Work order —
From the listing below, tally the lines that include "JSON". Return only the total.

Information shown —

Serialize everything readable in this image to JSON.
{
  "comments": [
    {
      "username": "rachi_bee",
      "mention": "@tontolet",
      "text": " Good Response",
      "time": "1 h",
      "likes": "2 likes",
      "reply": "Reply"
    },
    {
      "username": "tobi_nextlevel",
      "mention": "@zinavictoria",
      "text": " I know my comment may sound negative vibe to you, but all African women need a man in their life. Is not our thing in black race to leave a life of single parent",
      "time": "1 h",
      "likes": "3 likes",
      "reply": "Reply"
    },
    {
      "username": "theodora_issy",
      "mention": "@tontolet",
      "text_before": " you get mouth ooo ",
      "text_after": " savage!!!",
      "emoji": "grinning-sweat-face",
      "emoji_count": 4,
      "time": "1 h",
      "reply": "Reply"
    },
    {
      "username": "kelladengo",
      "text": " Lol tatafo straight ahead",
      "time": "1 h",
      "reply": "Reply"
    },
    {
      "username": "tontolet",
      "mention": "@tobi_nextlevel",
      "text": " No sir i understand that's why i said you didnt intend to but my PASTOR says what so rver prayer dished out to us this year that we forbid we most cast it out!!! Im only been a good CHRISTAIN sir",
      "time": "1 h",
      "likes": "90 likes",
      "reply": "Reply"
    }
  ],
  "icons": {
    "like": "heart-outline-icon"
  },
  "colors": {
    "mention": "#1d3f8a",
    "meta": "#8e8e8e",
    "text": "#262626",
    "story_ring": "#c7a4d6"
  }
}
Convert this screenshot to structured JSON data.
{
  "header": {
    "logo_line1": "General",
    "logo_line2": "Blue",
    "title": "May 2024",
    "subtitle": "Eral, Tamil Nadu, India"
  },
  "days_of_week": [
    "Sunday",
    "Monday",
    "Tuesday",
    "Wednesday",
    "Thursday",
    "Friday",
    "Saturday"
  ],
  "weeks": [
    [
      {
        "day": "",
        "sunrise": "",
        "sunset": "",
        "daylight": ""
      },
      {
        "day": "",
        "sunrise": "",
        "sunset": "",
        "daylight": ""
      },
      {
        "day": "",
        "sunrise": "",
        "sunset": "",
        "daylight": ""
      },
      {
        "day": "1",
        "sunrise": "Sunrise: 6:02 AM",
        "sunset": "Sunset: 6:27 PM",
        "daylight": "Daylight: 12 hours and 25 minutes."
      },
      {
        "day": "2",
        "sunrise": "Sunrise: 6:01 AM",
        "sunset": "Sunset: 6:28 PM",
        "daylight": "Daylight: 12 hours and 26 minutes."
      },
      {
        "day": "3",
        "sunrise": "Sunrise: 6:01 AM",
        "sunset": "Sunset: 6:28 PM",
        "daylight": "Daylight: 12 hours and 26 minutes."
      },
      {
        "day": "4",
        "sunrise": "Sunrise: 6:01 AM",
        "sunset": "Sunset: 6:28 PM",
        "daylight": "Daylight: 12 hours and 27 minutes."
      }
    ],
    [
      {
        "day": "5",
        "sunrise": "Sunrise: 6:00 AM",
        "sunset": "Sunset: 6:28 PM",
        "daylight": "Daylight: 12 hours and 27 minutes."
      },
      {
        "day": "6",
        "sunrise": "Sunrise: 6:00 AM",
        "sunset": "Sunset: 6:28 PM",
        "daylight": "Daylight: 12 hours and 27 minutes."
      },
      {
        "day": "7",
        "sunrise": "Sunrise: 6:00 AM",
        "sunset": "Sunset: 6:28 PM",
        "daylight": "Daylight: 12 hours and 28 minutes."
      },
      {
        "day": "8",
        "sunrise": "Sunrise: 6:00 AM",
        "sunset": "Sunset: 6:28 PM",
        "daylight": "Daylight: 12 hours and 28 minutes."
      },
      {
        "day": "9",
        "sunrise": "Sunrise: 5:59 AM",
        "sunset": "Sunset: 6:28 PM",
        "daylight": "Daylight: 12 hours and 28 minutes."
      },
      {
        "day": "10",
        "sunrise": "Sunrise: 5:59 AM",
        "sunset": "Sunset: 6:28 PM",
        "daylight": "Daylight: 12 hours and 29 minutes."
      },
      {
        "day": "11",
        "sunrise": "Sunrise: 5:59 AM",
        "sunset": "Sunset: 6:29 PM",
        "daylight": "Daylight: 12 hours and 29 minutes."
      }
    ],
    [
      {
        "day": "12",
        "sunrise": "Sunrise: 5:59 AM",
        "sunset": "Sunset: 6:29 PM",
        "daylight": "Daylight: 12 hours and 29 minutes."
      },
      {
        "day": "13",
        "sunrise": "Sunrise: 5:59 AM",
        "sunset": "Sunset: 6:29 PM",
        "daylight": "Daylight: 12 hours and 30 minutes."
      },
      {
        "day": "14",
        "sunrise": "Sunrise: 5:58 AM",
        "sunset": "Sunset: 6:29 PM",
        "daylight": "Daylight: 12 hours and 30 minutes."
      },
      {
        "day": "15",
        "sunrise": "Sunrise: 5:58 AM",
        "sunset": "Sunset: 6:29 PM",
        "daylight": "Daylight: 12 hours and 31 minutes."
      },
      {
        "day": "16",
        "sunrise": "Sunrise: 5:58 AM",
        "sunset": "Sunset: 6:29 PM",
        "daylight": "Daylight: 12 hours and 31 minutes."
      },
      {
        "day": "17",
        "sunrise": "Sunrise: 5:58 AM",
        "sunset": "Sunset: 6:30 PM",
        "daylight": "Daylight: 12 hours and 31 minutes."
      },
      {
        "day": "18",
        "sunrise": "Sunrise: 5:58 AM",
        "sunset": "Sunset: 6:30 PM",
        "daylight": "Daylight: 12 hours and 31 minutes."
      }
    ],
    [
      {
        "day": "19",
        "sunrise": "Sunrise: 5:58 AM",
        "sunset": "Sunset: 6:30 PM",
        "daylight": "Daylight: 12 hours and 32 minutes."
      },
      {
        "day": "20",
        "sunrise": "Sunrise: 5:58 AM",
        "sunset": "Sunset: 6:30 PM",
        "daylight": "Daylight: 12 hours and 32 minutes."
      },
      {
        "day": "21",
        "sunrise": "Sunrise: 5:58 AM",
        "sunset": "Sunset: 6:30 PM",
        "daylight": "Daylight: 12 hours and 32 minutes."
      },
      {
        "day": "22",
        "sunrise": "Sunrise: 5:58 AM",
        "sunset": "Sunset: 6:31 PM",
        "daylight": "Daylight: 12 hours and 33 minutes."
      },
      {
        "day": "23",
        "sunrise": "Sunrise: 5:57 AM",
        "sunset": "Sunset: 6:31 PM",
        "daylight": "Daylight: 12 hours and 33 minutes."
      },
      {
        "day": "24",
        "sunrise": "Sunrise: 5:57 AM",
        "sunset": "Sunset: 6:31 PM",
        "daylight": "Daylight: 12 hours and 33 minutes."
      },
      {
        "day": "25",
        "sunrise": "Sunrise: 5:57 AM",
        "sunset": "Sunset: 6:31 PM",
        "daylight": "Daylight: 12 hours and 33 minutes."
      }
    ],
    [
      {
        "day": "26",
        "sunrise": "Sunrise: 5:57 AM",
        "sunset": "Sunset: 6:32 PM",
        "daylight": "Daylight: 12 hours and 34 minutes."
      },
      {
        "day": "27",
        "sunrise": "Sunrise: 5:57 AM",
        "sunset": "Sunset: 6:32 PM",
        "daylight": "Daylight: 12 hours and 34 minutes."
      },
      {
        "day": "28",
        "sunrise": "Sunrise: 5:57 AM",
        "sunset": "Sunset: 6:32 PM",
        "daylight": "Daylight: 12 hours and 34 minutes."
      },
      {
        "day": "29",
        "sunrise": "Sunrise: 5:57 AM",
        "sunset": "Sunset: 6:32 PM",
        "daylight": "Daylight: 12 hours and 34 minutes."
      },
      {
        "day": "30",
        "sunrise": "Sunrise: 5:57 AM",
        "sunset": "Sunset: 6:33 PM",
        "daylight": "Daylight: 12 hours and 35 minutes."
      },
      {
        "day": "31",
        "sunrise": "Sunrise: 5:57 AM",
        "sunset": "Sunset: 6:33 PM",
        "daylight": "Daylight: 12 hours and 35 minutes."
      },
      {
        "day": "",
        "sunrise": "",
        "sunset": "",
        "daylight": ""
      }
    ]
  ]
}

Solution for this problem —
2